Ask yourself the question… “What is worse for my living standard: higher inflation or recession? Which is the lesser of two evils?” It’s complicated. Higher inflation (hyperinflation levels) can often lead to a recession. When recessions don’t often lead to hyperinflation. “But, what happens if both happen at the same time? Can they?” Stagflation is the term used to describe this scenario. As the name suggests, stagflation = high inflation + a stagnation of economic growth. A situation that no country wants to endure. The US experienced this back in the 1970s and should be doing everything to avoid a repeat of events. Although, stagflation is a very legitimate risk due to the FED continuing to say recession is a possibility and things will get worse. With one of the world’s largest investment management companies, Blackrock, mimicking those claims.
How does Stagflation occur?
The slowing of economic growth is beginning to happen. Technically though, the USA and AUS are not in a recession – right now. An important factor is the unemployment rate. Both Australia and USA have similar unemployment rates of 3.5% & 3.6% respectively, which is quite low for the last 20 years. Unfortunately, unemployment rate is usually a lagging indicator. As explained intrinsically in this video (which also goes over the question of inflation vs recession!), an employer will cut employees as their last cost. Typically, they will reduce their spending costs first (leading to a slowing of economic growth), then they will cut employees if times get too tough (leading to a rise in unemployment rate). The inflation part of stagflation is well and truly here. CPI was announced at 9.1%. The highest it’s been in 40 years, but the FED doesn’t expect inflation to top here yet. The FED doesn’t want to make the same mistakes as the UBS’s estimates.
What’s the bottom line?
Such inflation numbers are hurting the average consumer in wages, housing and food. Despite fuel prices dropping this month, they remain significantly higher than they were 12 months ago. Living Outside the US The USD continues to strengthen against many other currencies. With the DXY reaching its highest levels since 2002. If you live outside the US, it is likely your purchasing power relative to the USD has been declining over the past 6 months. For example, the USD is $1 to $1 with the Euro for the first time since 2002. The Aussie dollar also continues to fall. Most currencies are becoming weaker against the most important currency in the world, the US dollar (other than Bitcoin!). Not only that, but you are likely experiencing your own inflation as well.
The Aussie dollar also continues to fall.
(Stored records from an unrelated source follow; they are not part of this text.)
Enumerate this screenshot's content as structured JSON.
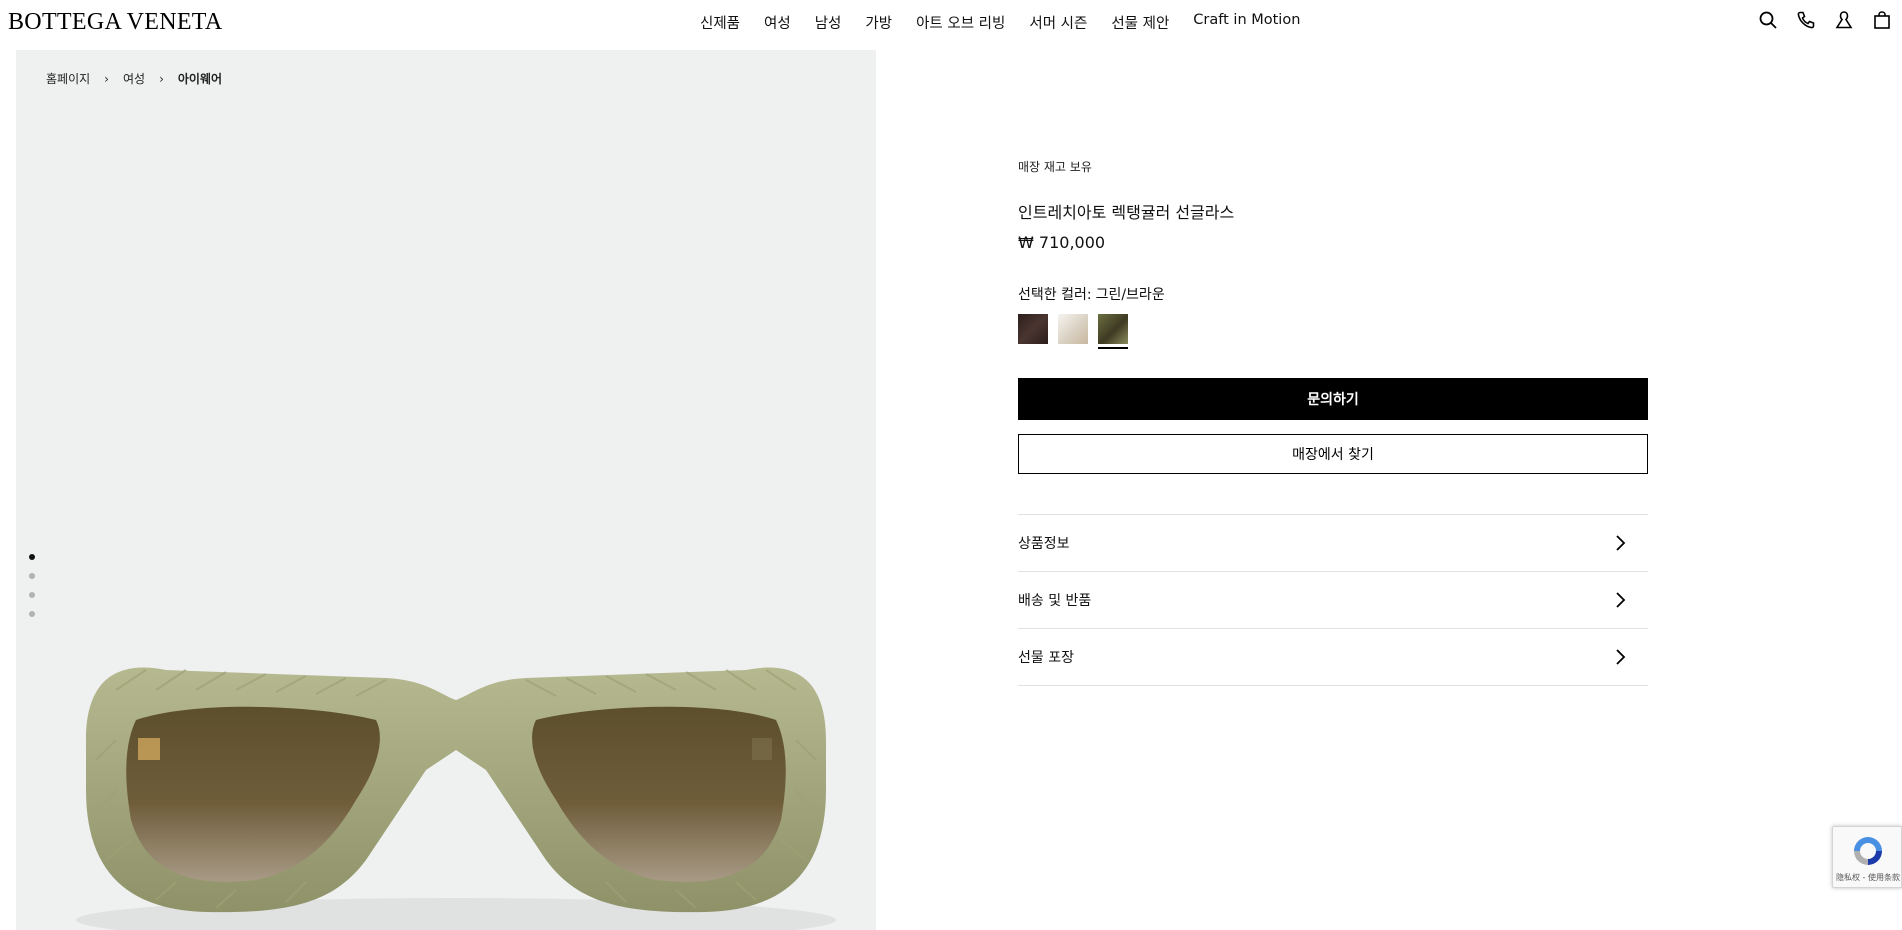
{
  "header": {
    "logo": "BOTTEGA VENETA",
    "nav": [
      "신제품",
      "여성",
      "남성",
      "가방",
      "아트 오브 리빙",
      "서머 시즌",
      "선물 제안",
      "Craft in Motion"
    ],
    "icons": [
      "search-icon",
      "phone-icon",
      "account-icon",
      "bag-icon"
    ]
  },
  "breadcrumb": {
    "items": [
      "홈페이지",
      "여성",
      "아이웨어"
    ]
  },
  "gallery": {
    "image_count": 4,
    "active_index": 0,
    "background": "#eff1f0"
  },
  "product": {
    "stock_label": "매장 재고 보유",
    "name": "인트레치아토 렉탱귤러 선글라스",
    "price": "₩ 710,000",
    "color_label": "선택한 컬러:",
    "color_value": "그린/브라운",
    "swatches": [
      {
        "name": "dark-brown",
        "color": "#3a2a26",
        "selected": false
      },
      {
        "name": "cream",
        "color": "#e8e4dc",
        "selected": false
      },
      {
        "name": "green",
        "color": "#5a5c3a",
        "selected": true
      }
    ],
    "primary_button": "문의하기",
    "secondary_button": "매장에서 찾기",
    "accordion": [
      "상품정보",
      "배송 및 반품",
      "선물 포장"
    ]
  },
  "recaptcha": {
    "text": "隐私权 - 使用条款"
  },
  "colors": {
    "accent": "#000000",
    "frame": "#a9ad86"
  }
}
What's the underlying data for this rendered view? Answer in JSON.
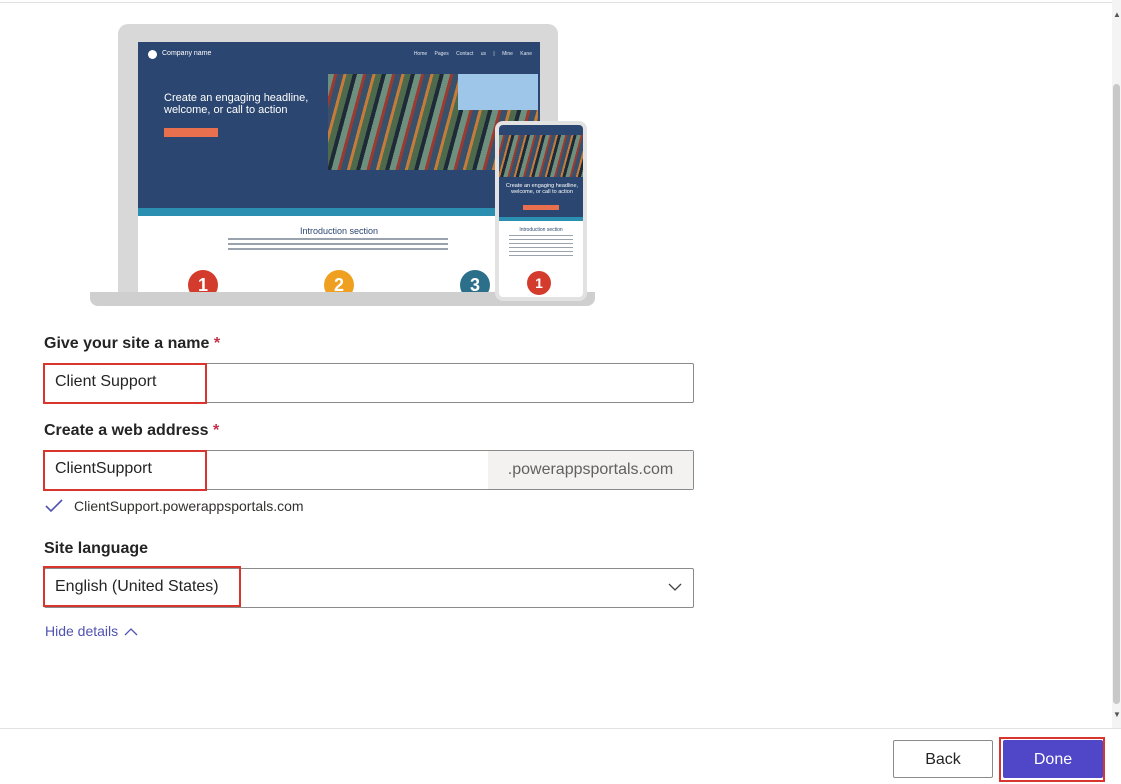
{
  "preview": {
    "company": "Company name",
    "nav_links": "Home Pages Contact us | Mine Kane",
    "headline": "Create an engaging headline, welcome, or call to action",
    "intro_title": "Introduction section",
    "numbers": [
      "1",
      "2",
      "3"
    ],
    "mobile_headline": "Create an engaging headline, welcome, or call to action",
    "mobile_intro_title": "Introduction section",
    "mobile_number": "1"
  },
  "form": {
    "site_name": {
      "label": "Give your site a name",
      "required_mark": "*",
      "value": "Client Support"
    },
    "web_address": {
      "label": "Create a web address",
      "required_mark": "*",
      "value": "ClientSupport",
      "suffix": ".powerappsportals.com",
      "validation_text": "ClientSupport.powerappsportals.com"
    },
    "language": {
      "label": "Site language",
      "value": "English (United States)"
    },
    "hide_details": "Hide details"
  },
  "footer": {
    "back_label": "Back",
    "done_label": "Done"
  },
  "colors": {
    "accent": "#4f46c8",
    "highlight": "#d9352f",
    "link": "#4f52b2",
    "required": "#c4314b"
  }
}
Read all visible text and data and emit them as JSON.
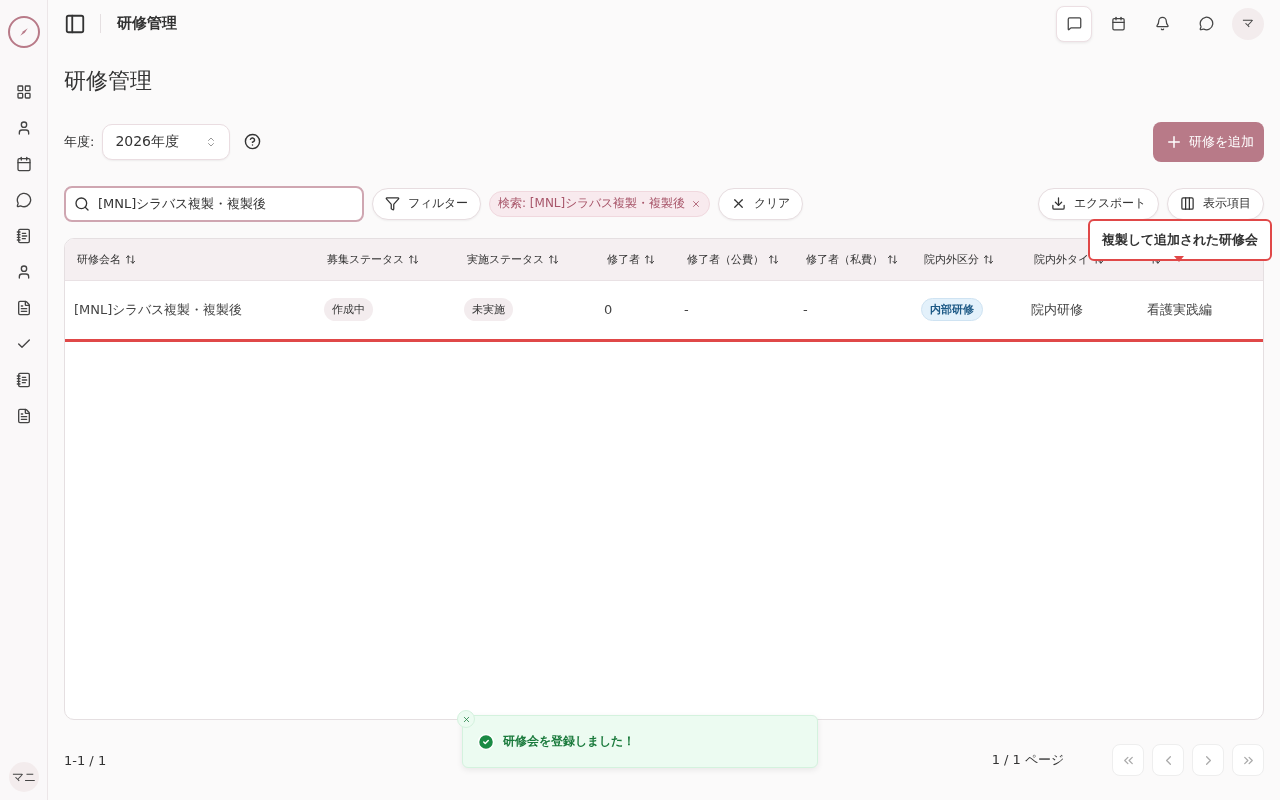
{
  "header": {
    "title": "研修管理",
    "avatar": "マ"
  },
  "sidebar": {
    "user_avatar": "マニ"
  },
  "page_title": "研修管理",
  "year": {
    "label": "年度:",
    "value": "2026年度"
  },
  "add_button": "研修を追加",
  "search": {
    "value": "[MNL]シラバス複製・複製後"
  },
  "filter_button": "フィルター",
  "search_chip": "検索: [MNL]シラバス複製・複製後",
  "clear_button": "クリア",
  "export_button": "エクスポート",
  "columns_button": "表示項目",
  "table": {
    "columns": [
      {
        "label": "研修会名"
      },
      {
        "label": "募集ステータス"
      },
      {
        "label": "実施ステータス"
      },
      {
        "label": "修了者"
      },
      {
        "label": "修了者（公費）"
      },
      {
        "label": "修了者（私費）"
      },
      {
        "label": "院内外区分"
      },
      {
        "label": "院内外タイ"
      },
      {}
    ],
    "rows": [
      {
        "highlighted": true,
        "cells": [
          {
            "kind": "text",
            "text": "[MNL]シラバス複製・複製後"
          },
          {
            "kind": "pill",
            "text": "作成中"
          },
          {
            "kind": "pill",
            "text": "未実施"
          },
          {
            "kind": "text",
            "text": "0"
          },
          {
            "kind": "text",
            "text": "-"
          },
          {
            "kind": "text",
            "text": "-"
          },
          {
            "kind": "tag",
            "text": "内部研修"
          },
          {
            "kind": "text",
            "text": "院内研修"
          },
          {
            "kind": "text",
            "text": "看護実践編"
          }
        ]
      }
    ]
  },
  "tooltip": "複製して追加された研修会",
  "toast": "研修会を登録しました！",
  "pagination": {
    "range": "1-1 / 1",
    "page": "1 / 1 ページ"
  }
}
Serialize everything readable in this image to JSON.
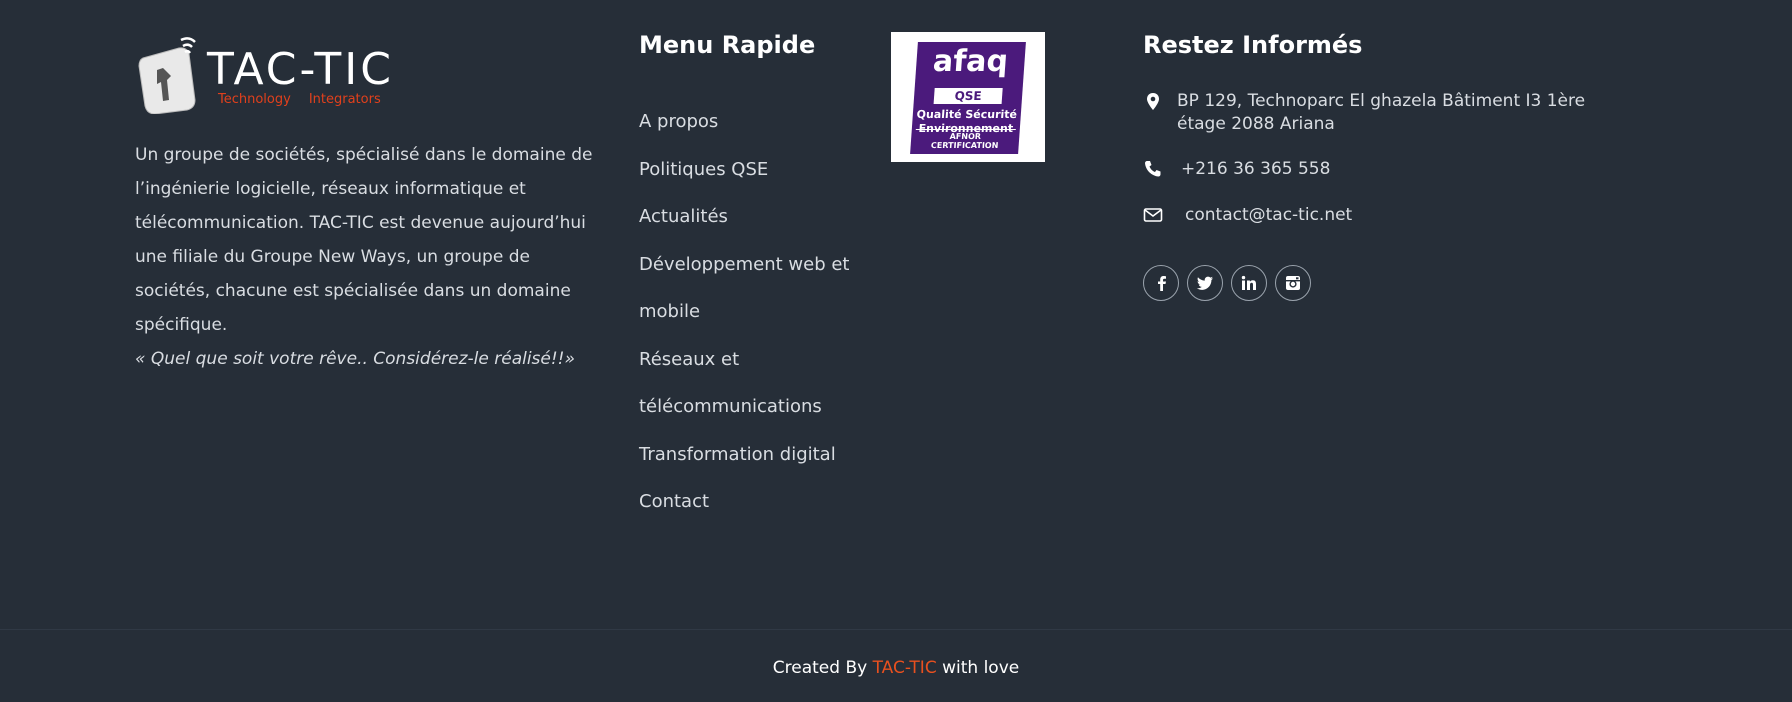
{
  "brand": {
    "logo_word": "TAC-TIC",
    "logo_sub_1": "Technology",
    "logo_sub_2": "Integrators",
    "description": "Un groupe de sociétés, spécialisé dans le domaine de l’ingénierie logicielle, réseaux informatique et télécommunication. TAC-TIC est devenue aujourd’hui une filiale du Groupe New Ways, un groupe de sociétés, chacune est spécialisée dans un domaine spécifique.",
    "quote": "« Quel que soit votre rêve.. Considérez-le réalisé!!»"
  },
  "menu": {
    "title": "Menu Rapide",
    "items": [
      {
        "label": "A propos"
      },
      {
        "label": "Politiques QSE"
      },
      {
        "label": "Actualités"
      },
      {
        "label": "Développement web et mobile"
      },
      {
        "label": "Réseaux et télécommunications"
      },
      {
        "label": "Transformation digital"
      },
      {
        "label": "Contact"
      }
    ]
  },
  "afaq": {
    "title": "afaq",
    "qse": "QSE",
    "line1": "Qualité Sécurité",
    "line2": "Environnement",
    "cert": "AFNOR CERTIFICATION"
  },
  "contact": {
    "title": "Restez Informés",
    "address": "BP 129, Technoparc El ghazela Bâtiment I3 1ère étage 2088 Ariana",
    "phone": "+216 36 365 558",
    "email": "contact@tac-tic.net",
    "icons": [
      "map-marker-icon",
      "phone-icon",
      "envelope-icon"
    ],
    "socials": [
      "facebook",
      "twitter",
      "linkedin",
      "instagram"
    ]
  },
  "footer": {
    "credit_prefix": "Created By",
    "credit_brand": "TAC-TIC",
    "credit_suffix": "with love"
  },
  "colors": {
    "background": "#262e38",
    "accent": "#e8501f",
    "afaq_purple": "#4b1a7c"
  }
}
Most currencies are becoming weaker against the most important currency in the world, the US dollar (other than Bitcoin!). Not only that, but you are likely experiencing your own inflation as well.
Although we recommend you stack sats and save, rather than trade, Bitcoin still trades like a risk-on asset; a speculative cryptocurrency that hackers use, that gets bundled up with all the scam-coins of the alt-coin world. Greg Foss sees it as protection against the dollar. “It’s just maths,” as he says. What happens when this global monetary sham comes crashing down? Inflation is at 9.1%. Bitcoin will inflate another 9.1%. Over the next 120 years until the last BTC is mined. Fiat currency can inflate at anyone’s guess over the next 120 years. Look at how well it’s done over the past 110 years. Remember if inflation is at 9.1% then in nearly 8 years your purchasing power has reduced 50%. Opt out.